I also gave a BBC Radio Bristol Thought for the Day last Thursday. Here's the text:
We Brits like to talk about the weather, but there are only so many times you can say "Isn't it cold?" before you sound like a broken record. Temperatures have fallen to below zero every night in Bristol since Boxing Day, and my walk into the studio this morning was bracing, to say the least.
To be honest though, I've been rather enjoying this cold snap. Over the last decade or so, the differences between the seasons have often been rather blurred. A "proper winter" feels right, in a nostalgic kind of way.

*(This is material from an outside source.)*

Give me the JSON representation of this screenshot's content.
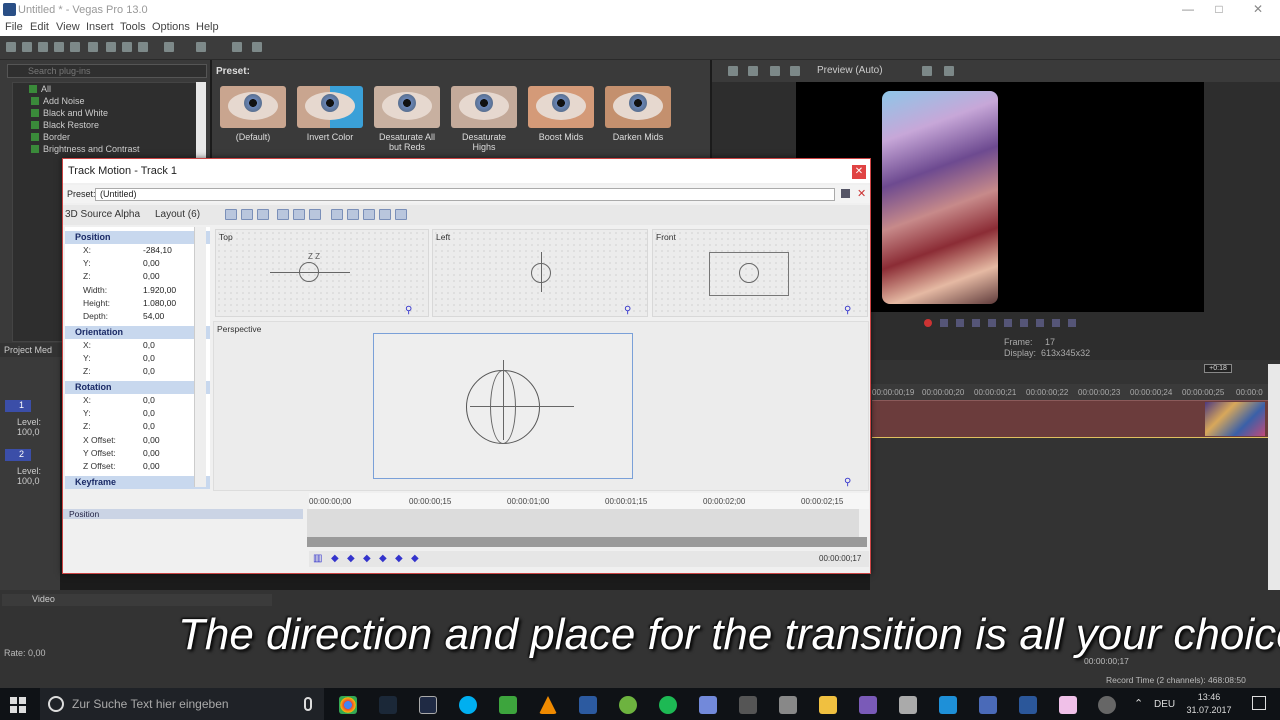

It's also been dry, and often bright. In the gentle winter light, almost everywhere looks its best. Over recent weeks, I've walked in Churchill and Rowberrow in Somerset, and on the Downs here in Bristol, and each time I've been cheered by the sheer beauty.
But I also feel a bit guilty for these sunny thoughts. This cold isn't good for the homeless people I pass regularly; or the poor and elderly, who can't afford to keep the heating on all day. Consider how there were around twice as many of what statisticians call "excess winter deaths" in the colder last years of the nineties than there were in the milder ones of the decade that followed.
Unfortunately, the very things we take pleasure in often turn out to be not such good news for someone, somewhere. Knowing and dealing with this, without either callousness or denial, is part of what it means to be adult. Life is the pure sweetness of milk chocolate only for children. Grown ups must learn to appreciate the darker varieties, where a hint of bitterness is ever present.